This short video from participating school, St Bernard’s in Wangaratta, illustrates the impact of the program on students and the effect that video and other tech can have on young learners, inspiring them to create and communicate.
Five Key Takeaways from ANZ StorySchool
- Watching kids work with StorySchool, I came to realise that reWRITING, always a challenge for students (and humans in general), might be better thought of as reITERATING, in that different versions of a story or project can be approached using different tools. Students used text, illustration, video, augmented reality, audio etc, throughout the drafting process. Tech tools allowed experimentation using multiple media, bringing the development and communication of the idea to life in exciting ways.
- By connecting teachers from a wide variety of schools and allowing information-sharing on the best tools to get kids writing and communicating, the community of practice was able to supercharge teacher-driven innovation and compound student development. The monthly teacher PD sessions were key to this.
- StorySchool videos are an effective tool in inspiring kids to write but they are, in no way, a replacement for good teachers. In fact, the most exciting parts of the project occurred when teachers built on the videos to add their own twists, then documented those evolutions and fed them back into the community, who then adapted and reiterated themselves.
- For students, writing personal stories, close to their own experience and using technology to capture and explore those stories (camera, sound, video, speech-to-text, Maps, vision boarding and so on) brought the process to life. It was less about coming up with the perfect words or trying to sound like ‘a writer’ and more about telling a compelling story that they loved in language that matched the story and using tools that made sense to them.
- Based on feedback and data gathered by Chris Blundell from QUT, it was clear that students’ creative confidence and interest in writing improved, and even previously reluctant writers were far more engaged and willing to give it a go.

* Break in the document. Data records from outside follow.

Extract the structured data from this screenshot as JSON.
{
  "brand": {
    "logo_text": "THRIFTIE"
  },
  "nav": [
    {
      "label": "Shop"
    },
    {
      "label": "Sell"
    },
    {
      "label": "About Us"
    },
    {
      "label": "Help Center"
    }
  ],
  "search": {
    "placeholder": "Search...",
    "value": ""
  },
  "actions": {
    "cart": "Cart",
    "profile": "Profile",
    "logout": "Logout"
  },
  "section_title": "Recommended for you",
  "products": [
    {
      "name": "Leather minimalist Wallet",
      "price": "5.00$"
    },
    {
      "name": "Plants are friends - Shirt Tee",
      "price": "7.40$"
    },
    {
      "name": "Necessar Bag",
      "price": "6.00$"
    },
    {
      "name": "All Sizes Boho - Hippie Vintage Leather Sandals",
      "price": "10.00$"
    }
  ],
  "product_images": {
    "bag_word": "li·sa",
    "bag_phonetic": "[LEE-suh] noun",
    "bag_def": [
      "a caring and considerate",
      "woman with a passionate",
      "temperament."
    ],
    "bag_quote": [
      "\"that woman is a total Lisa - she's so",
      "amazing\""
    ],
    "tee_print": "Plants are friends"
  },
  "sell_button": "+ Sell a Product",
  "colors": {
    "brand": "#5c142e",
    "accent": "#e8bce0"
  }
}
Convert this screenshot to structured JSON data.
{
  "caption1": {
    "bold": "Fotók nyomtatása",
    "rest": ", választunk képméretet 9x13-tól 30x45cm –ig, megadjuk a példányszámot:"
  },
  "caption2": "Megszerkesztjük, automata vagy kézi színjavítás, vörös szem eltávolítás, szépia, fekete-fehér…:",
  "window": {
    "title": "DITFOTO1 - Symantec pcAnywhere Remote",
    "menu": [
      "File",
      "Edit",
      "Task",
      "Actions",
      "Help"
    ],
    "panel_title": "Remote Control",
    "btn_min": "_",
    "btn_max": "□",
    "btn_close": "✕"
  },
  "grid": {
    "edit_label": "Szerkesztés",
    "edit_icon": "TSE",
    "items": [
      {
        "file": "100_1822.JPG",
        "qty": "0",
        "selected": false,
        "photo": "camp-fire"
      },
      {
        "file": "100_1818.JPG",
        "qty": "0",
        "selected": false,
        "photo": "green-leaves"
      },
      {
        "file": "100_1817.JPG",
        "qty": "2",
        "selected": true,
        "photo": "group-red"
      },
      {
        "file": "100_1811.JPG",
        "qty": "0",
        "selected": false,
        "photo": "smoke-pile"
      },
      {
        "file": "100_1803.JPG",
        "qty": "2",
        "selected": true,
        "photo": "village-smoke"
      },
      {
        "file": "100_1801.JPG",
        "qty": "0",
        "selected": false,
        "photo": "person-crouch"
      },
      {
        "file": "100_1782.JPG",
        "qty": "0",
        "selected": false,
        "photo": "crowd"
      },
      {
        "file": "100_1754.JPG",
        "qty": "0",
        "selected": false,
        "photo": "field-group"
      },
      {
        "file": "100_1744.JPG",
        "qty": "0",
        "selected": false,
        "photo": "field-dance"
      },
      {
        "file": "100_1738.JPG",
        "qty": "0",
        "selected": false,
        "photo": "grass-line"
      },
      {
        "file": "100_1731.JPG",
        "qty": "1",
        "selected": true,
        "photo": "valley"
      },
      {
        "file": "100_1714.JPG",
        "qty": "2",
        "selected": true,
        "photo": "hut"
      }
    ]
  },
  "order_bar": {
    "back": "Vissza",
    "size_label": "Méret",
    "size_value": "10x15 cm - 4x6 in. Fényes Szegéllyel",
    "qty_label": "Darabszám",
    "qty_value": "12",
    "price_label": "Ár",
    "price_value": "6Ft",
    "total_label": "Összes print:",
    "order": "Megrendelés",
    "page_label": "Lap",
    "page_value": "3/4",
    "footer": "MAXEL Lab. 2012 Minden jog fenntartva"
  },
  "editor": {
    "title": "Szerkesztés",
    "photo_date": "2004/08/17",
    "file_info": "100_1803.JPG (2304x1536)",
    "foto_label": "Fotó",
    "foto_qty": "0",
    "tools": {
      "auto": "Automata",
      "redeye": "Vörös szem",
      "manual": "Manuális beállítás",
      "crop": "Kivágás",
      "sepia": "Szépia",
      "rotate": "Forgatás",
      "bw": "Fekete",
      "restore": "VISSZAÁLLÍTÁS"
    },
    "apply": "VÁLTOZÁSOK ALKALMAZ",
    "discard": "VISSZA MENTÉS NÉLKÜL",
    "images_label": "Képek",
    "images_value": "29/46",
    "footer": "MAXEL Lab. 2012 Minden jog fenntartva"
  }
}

Try Young Writers’ StorySchool for yourself. The first short video lesson is free!